## Records for the task

>>>

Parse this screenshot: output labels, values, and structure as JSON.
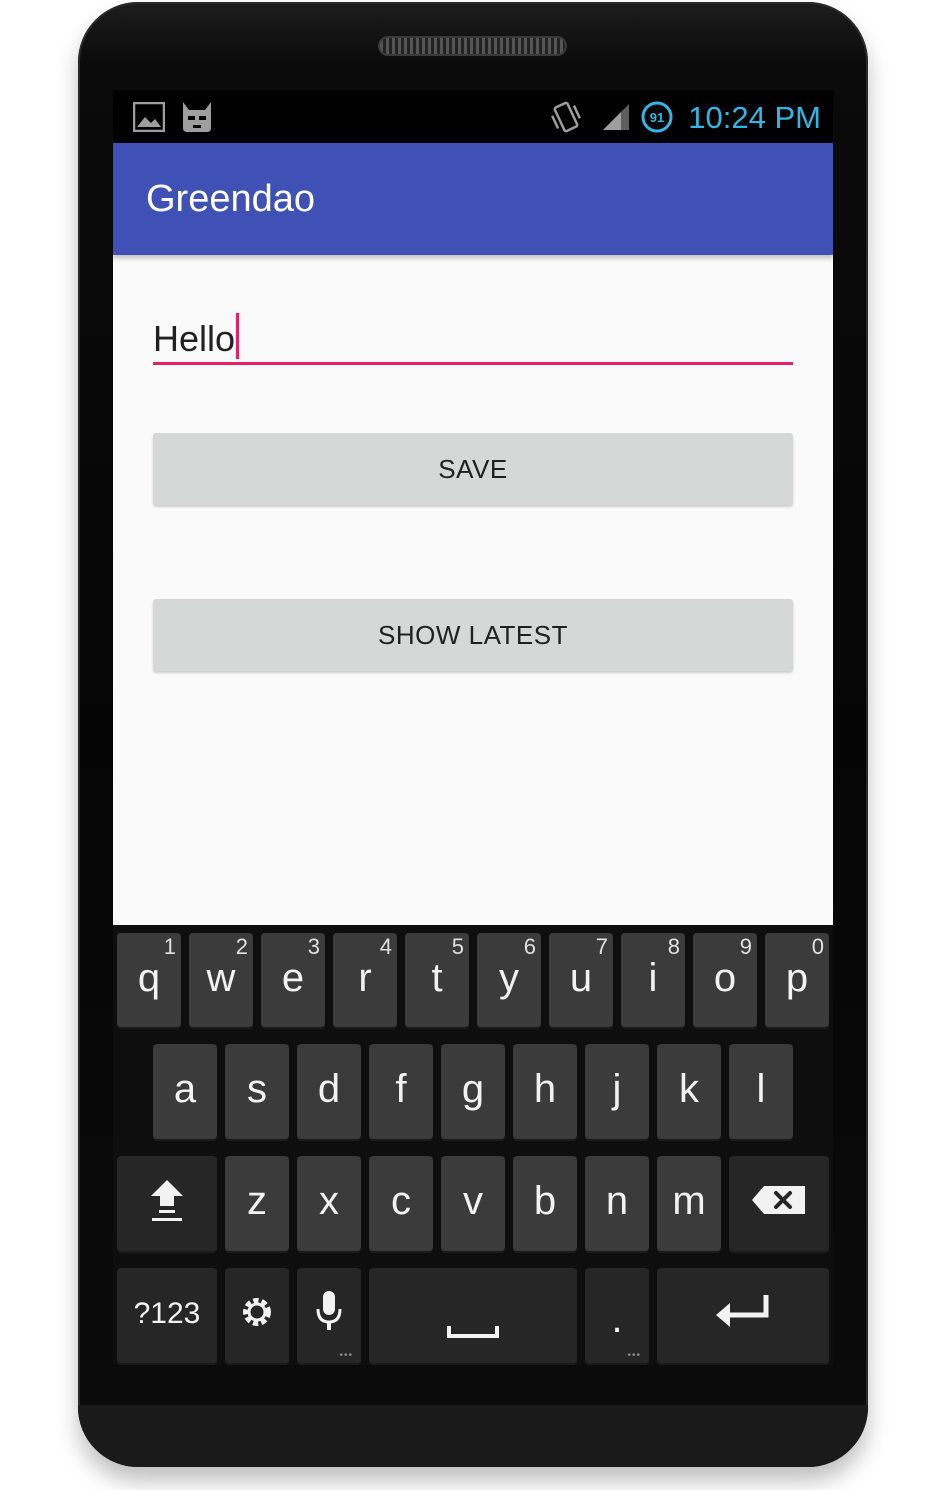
{
  "status_bar": {
    "time": "10:24 PM",
    "battery_level": "91",
    "icons": [
      "gallery-icon",
      "cyanogen-icon",
      "vibrate-icon",
      "signal-icon",
      "battery-icon"
    ],
    "accent_color": "#33b5e5"
  },
  "app_bar": {
    "title": "Greendao",
    "color": "#3f51b5"
  },
  "form": {
    "input_value": "Hello",
    "accent_color": "#e91e63",
    "save_label": "SAVE",
    "show_latest_label": "SHOW LATEST"
  },
  "keyboard": {
    "row1": [
      {
        "key": "q",
        "hint": "1"
      },
      {
        "key": "w",
        "hint": "2"
      },
      {
        "key": "e",
        "hint": "3"
      },
      {
        "key": "r",
        "hint": "4"
      },
      {
        "key": "t",
        "hint": "5"
      },
      {
        "key": "y",
        "hint": "6"
      },
      {
        "key": "u",
        "hint": "7"
      },
      {
        "key": "i",
        "hint": "8"
      },
      {
        "key": "o",
        "hint": "9"
      },
      {
        "key": "p",
        "hint": "0"
      }
    ],
    "row2": [
      "a",
      "s",
      "d",
      "f",
      "g",
      "h",
      "j",
      "k",
      "l"
    ],
    "row3": [
      "z",
      "x",
      "c",
      "v",
      "b",
      "n",
      "m"
    ],
    "symbols_label": "?123",
    "period_label": ".",
    "special_icons": [
      "shift-icon",
      "backspace-icon",
      "settings-icon",
      "microphone-icon",
      "space-icon",
      "enter-icon"
    ]
  }
}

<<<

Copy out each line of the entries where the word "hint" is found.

## Response to this task
        "hint": "1"
        "hint": "2"
        "hint": "3"
        "hint": "4"
        "hint": "5"
        "hint": "6"
        "hint": "7"
        "hint": "8"
        "hint": "9"
        "hint": "0"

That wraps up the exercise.